■ Information given:
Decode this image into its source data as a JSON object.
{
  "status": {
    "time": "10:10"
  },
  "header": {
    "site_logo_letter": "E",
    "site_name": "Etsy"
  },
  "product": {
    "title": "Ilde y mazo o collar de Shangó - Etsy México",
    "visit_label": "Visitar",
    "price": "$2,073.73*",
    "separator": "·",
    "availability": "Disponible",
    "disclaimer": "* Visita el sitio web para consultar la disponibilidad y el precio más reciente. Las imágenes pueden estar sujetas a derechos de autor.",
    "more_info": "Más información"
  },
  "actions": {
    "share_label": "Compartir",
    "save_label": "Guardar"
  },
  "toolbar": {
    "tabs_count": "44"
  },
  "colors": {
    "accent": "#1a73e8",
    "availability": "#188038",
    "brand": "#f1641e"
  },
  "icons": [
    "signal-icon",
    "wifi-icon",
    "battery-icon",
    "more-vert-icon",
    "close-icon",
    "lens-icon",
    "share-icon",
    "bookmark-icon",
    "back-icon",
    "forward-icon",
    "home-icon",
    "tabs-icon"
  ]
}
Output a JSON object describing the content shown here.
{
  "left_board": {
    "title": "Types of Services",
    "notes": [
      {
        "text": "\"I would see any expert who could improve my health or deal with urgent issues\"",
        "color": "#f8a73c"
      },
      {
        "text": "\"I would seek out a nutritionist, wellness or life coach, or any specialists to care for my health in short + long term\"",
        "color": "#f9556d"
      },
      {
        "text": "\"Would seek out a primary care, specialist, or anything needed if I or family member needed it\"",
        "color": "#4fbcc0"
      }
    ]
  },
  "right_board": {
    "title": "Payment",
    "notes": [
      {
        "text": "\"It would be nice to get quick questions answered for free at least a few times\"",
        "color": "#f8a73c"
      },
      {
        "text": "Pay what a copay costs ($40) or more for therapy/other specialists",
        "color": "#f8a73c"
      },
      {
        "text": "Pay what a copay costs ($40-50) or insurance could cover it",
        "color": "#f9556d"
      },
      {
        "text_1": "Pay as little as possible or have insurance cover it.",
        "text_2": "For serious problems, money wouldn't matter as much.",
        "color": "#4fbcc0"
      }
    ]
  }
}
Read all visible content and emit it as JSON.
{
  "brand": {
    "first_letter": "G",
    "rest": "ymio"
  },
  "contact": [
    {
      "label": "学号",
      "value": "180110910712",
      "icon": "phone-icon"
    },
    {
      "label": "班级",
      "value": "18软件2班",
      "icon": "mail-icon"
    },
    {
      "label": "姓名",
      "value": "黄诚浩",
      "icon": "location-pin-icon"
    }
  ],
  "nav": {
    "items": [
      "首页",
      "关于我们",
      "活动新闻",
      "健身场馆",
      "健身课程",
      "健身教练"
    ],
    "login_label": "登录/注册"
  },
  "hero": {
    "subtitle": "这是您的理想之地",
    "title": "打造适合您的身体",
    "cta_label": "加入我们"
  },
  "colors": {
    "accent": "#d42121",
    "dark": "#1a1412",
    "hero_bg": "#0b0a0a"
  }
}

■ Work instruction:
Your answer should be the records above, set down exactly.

■ Response to the task:
Decode this image into its source data as a JSON object.
{
  "status": {
    "time": "10:10"
  },
  "header": {
    "site_logo_letter": "E",
    "site_name": "Etsy"
  },
  "product": {
    "title": "Ilde y mazo o collar de Shangó - Etsy México",
    "visit_label": "Visitar",
    "price": "$2,073.73*",
    "separator": "·",
    "availability": "Disponible",
    "disclaimer": "* Visita el sitio web para consultar la disponibilidad y el precio más reciente. Las imágenes pueden estar sujetas a derechos de autor.",
    "more_info": "Más información"
  },
  "actions": {
    "share_label": "Compartir",
    "save_label": "Guardar"
  },
  "toolbar": {
    "tabs_count": "44"
  },
  "colors": {
    "accent": "#1a73e8",
    "availability": "#188038",
    "brand": "#f1641e"
  },
  "icons": [
    "signal-icon",
    "wifi-icon",
    "battery-icon",
    "more-vert-icon",
    "close-icon",
    "lens-icon",
    "share-icon",
    "bookmark-icon",
    "back-icon",
    "forward-icon",
    "home-icon",
    "tabs-icon"
  ]
}
Output a JSON object describing the content shown here.
{
  "left_board": {
    "title": "Types of Services",
    "notes": [
      {
        "text": "\"I would see any expert who could improve my health or deal with urgent issues\"",
        "color": "#f8a73c"
      },
      {
        "text": "\"I would seek out a nutritionist, wellness or life coach, or any specialists to care for my health in short + long term\"",
        "color": "#f9556d"
      },
      {
        "text": "\"Would seek out a primary care, specialist, or anything needed if I or family member needed it\"",
        "color": "#4fbcc0"
      }
    ]
  },
  "right_board": {
    "title": "Payment",
    "notes": [
      {
        "text": "\"It would be nice to get quick questions answered for free at least a few times\"",
        "color": "#f8a73c"
      },
      {
        "text": "Pay what a copay costs ($40) or more for therapy/other specialists",
        "color": "#f8a73c"
      },
      {
        "text": "Pay what a copay costs ($40-50) or insurance could cover it",
        "color": "#f9556d"
      },
      {
        "text_1": "Pay as little as possible or have insurance cover it.",
        "text_2": "For serious problems, money wouldn't matter as much.",
        "color": "#4fbcc0"
      }
    ]
  }
}
Read all visible content and emit it as JSON.
{
  "brand": {
    "first_letter": "G",
    "rest": "ymio"
  },
  "contact": [
    {
      "label": "学号",
      "value": "180110910712",
      "icon": "phone-icon"
    },
    {
      "label": "班级",
      "value": "18软件2班",
      "icon": "mail-icon"
    },
    {
      "label": "姓名",
      "value": "黄诚浩",
      "icon": "location-pin-icon"
    }
  ],
  "nav": {
    "items": [
      "首页",
      "关于我们",
      "活动新闻",
      "健身场馆",
      "健身课程",
      "健身教练"
    ],
    "login_label": "登录/注册"
  },
  "hero": {
    "subtitle": "这是您的理想之地",
    "title": "打造适合您的身体",
    "cta_label": "加入我们"
  },
  "colors": {
    "accent": "#d42121",
    "dark": "#1a1412",
    "hero_bg": "#0b0a0a"
  }
}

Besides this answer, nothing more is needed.